NGA Awards $1 Billion In IT ContractsNGA Awards $1 Billion In IT Contracts
Accenture, Lockheed Martin, Boeing, and Raytheon are among the firms selected to provide engineering services to the National Geospatial-Intelligence Agency.
February 19, 2010
The National Geospatial-Intelligence Agency has awarded $1 billion in engineering contracts to several large consulting firms -- including Accenture, Lockheed Martin and Boeing -- to deliver new technology for gathering intelligence information via satellite, among other services.
Boeing, Raytheon, Computer Sciences Corp., Booz Allen Hamilton, General Dynamics One Source, Northrop Grumman, OG Systems, QVine Corporation and Science Application International also will share the agency's Total Application Services for Enterprise Requirements contract, also known as "TASER." The contracts are for five years with no option to renew. This particular TASER award is to provide services in the areas of engineering and trade studies, pilots and prototypes, and application sustainment, according to the NGA. The NGA expects to award TASER contracts for integration and deployment in mid March. The NGA is a combat-support agency for the Department of Defense and a member of the national intelligence community that provides intelligence based on satellite images, mapping, charting, and other geospatial information. Specifically, the firms will evaluate newly developed technology for the National System for Geospatial Intelligence, which coordinates technology, policies, data, and other factors to provide geospatial intelligence.

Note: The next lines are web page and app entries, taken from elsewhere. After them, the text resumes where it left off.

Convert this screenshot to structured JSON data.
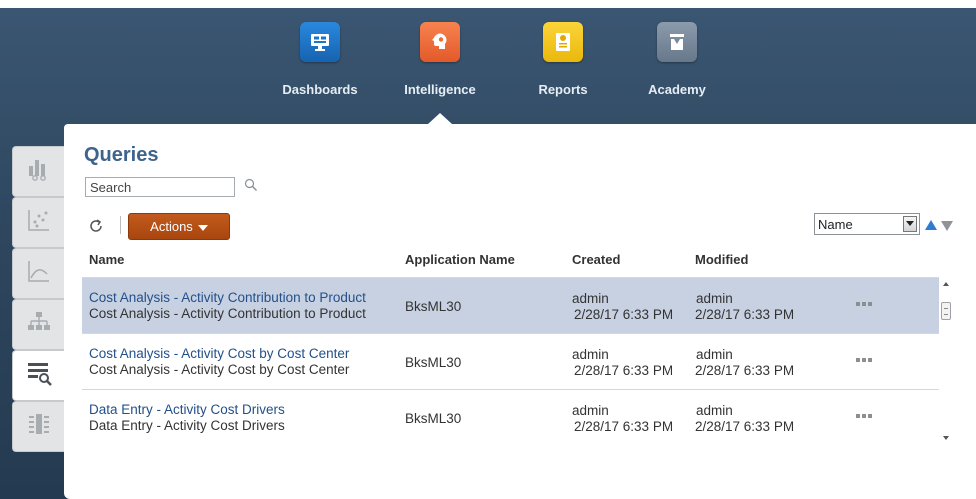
{
  "nav": {
    "items": [
      {
        "label": "Dashboards",
        "icon": "dashboard-icon",
        "color": "#1a76c8"
      },
      {
        "label": "Intelligence",
        "icon": "brain-icon",
        "color": "#ef6a34"
      },
      {
        "label": "Reports",
        "icon": "report-icon",
        "color": "#f5c416"
      },
      {
        "label": "Academy",
        "icon": "academy-icon",
        "color": "#7a8a9c"
      }
    ],
    "active": "Intelligence"
  },
  "sidebar": {
    "tabs": [
      {
        "icon": "bar-chart-icon"
      },
      {
        "icon": "scatter-plot-icon"
      },
      {
        "icon": "curve-chart-icon"
      },
      {
        "icon": "hierarchy-icon"
      },
      {
        "icon": "query-list-icon",
        "active": true
      },
      {
        "icon": "filter-matrix-icon"
      }
    ]
  },
  "main": {
    "title": "Queries",
    "search": {
      "placeholder": "Search",
      "value": ""
    },
    "actions_label": "Actions",
    "sort": {
      "selected": "Name"
    },
    "table": {
      "headers": [
        "Name",
        "Application Name",
        "Created",
        "Modified"
      ],
      "rows": [
        {
          "name": "Cost Analysis - Activity Contribution to Product",
          "description": "Cost Analysis - Activity Contribution to Product",
          "application": "BksML30",
          "created_by": "admin",
          "created": "2/28/17 6:33 PM",
          "modified_by": "admin",
          "modified": "2/28/17 6:33 PM",
          "selected": true
        },
        {
          "name": "Cost Analysis - Activity Cost by Cost Center",
          "description": "Cost Analysis - Activity Cost by Cost Center",
          "application": "BksML30",
          "created_by": "admin",
          "created": "2/28/17 6:33 PM",
          "modified_by": "admin",
          "modified": "2/28/17 6:33 PM",
          "selected": false
        },
        {
          "name": "Data Entry - Activity Cost Drivers",
          "description": "Data Entry - Activity Cost Drivers",
          "application": "BksML30",
          "created_by": "admin",
          "created": "2/28/17 6:33 PM",
          "modified_by": "admin",
          "modified": "2/28/17 6:33 PM",
          "selected": false
        }
      ]
    }
  },
  "colors": {
    "accent": "#3e648c",
    "actions_button": "#b44f15",
    "selected_row": "#c7d1e2",
    "sort_up": "#2e7ccf"
  }
}
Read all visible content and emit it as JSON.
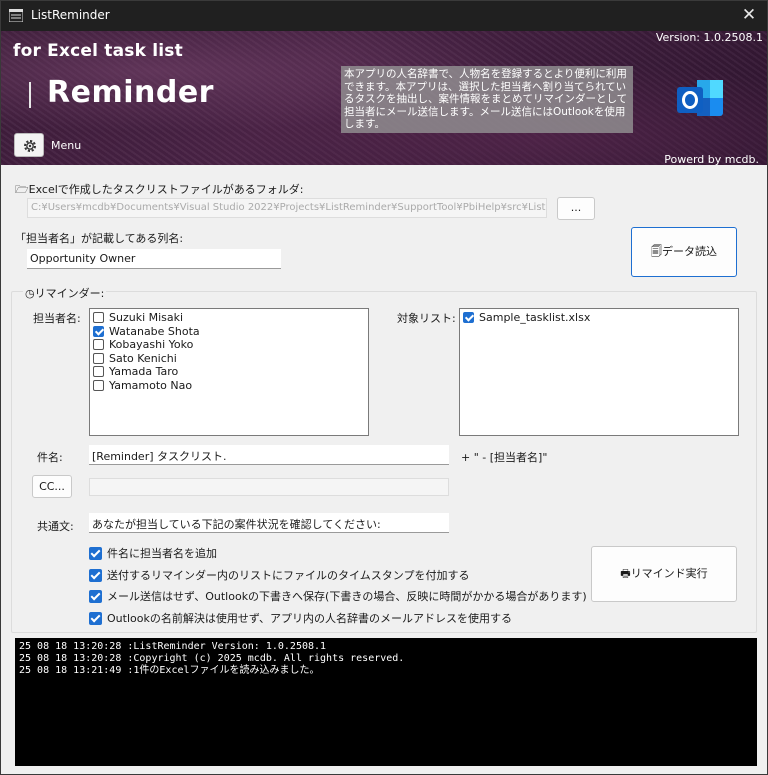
{
  "window": {
    "title": "ListReminder"
  },
  "banner": {
    "subtitle": "for Excel task list",
    "title": "Reminder",
    "version": "Version: 1.0.2508.1",
    "description": "本アプリの人名辞書で、人物名を登録するとより便利に利用できます。本アプリは、選択した担当者へ割り当てられているタスクを抽出し、案件情報をまとめてリマインダーとして担当者にメール送信します。メール送信にはOutlookを使用します。",
    "menu_label": "Menu",
    "powered": "Powerd by mcdb."
  },
  "folder": {
    "label": "Excelで作成したタスクリストファイルがあるフォルダ:",
    "path": "C:¥Users¥mcdb¥Documents¥Visual Studio 2022¥Projects¥ListReminder¥SupportTool¥PbiHelp¥src¥ListReminder¥",
    "browse_label": "..."
  },
  "column": {
    "label": "「担当者名」が記載してある列名:",
    "value": "Opportunity Owner"
  },
  "load_button": "データ読込",
  "reminder": {
    "group_label": "リマインダー:",
    "owners_label": "担当者名:",
    "owners": [
      {
        "name": "Suzuki Misaki",
        "checked": false
      },
      {
        "name": "Watanabe Shota",
        "checked": true
      },
      {
        "name": "Kobayashi Yoko",
        "checked": false
      },
      {
        "name": "Sato Kenichi",
        "checked": false
      },
      {
        "name": "Yamada Taro",
        "checked": false
      },
      {
        "name": "Yamamoto Nao",
        "checked": false
      }
    ],
    "targets_label": "対象リスト:",
    "targets": [
      {
        "name": "Sample_tasklist.xlsx",
        "checked": true
      }
    ],
    "subject_label": "件名:",
    "subject_value": "[Reminder] タスクリスト.",
    "subject_suffix": "+ \" - [担当者名]\"",
    "cc_button": "CC...",
    "cc_value": "",
    "body_label": "共通文:",
    "body_value": "あなたが担当している下記の案件状況を確認してください:",
    "options": [
      {
        "label": "件名に担当者名を追加",
        "checked": true
      },
      {
        "label": "送付するリマインダー内のリストにファイルのタイムスタンプを付加する",
        "checked": true
      },
      {
        "label": "メール送信はせず、Outlookの下書きへ保存(下書きの場合、反映に時間がかかる場合があります)",
        "checked": true
      },
      {
        "label": "Outlookの名前解決は使用せず、アプリ内の人名辞書のメールアドレスを使用する",
        "checked": true
      }
    ],
    "run_button": "リマインド実行"
  },
  "log": [
    "25 08 18 13:20:28 :ListReminder Version: 1.0.2508.1",
    "25 08 18 13:20:28 :Copyright (c) 2025 mcdb. All rights reserved.",
    "25 08 18 13:21:49 :1件のExcelファイルを読み込みました。"
  ],
  "colors": {
    "accent": "#1e6fd1",
    "banner": "#4a2346",
    "console_bg": "#000000"
  }
}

The companies also will integrate new technology into the NSG and work to maintain existing NSG applications alongside new applications.
About the Author(s)
You May Also Like
Entering the era of generative AI-enabled security
Cloud Crisis Management: Tech Insights Report
Implementing Privacy by Design into Information Systems
Best Practices for Modern Data Management in Banking: Compliance & Capital Without Compromise
Cyberthreats Racing Ahead of Your Defenses? Secure Networking Can Put a Stop to That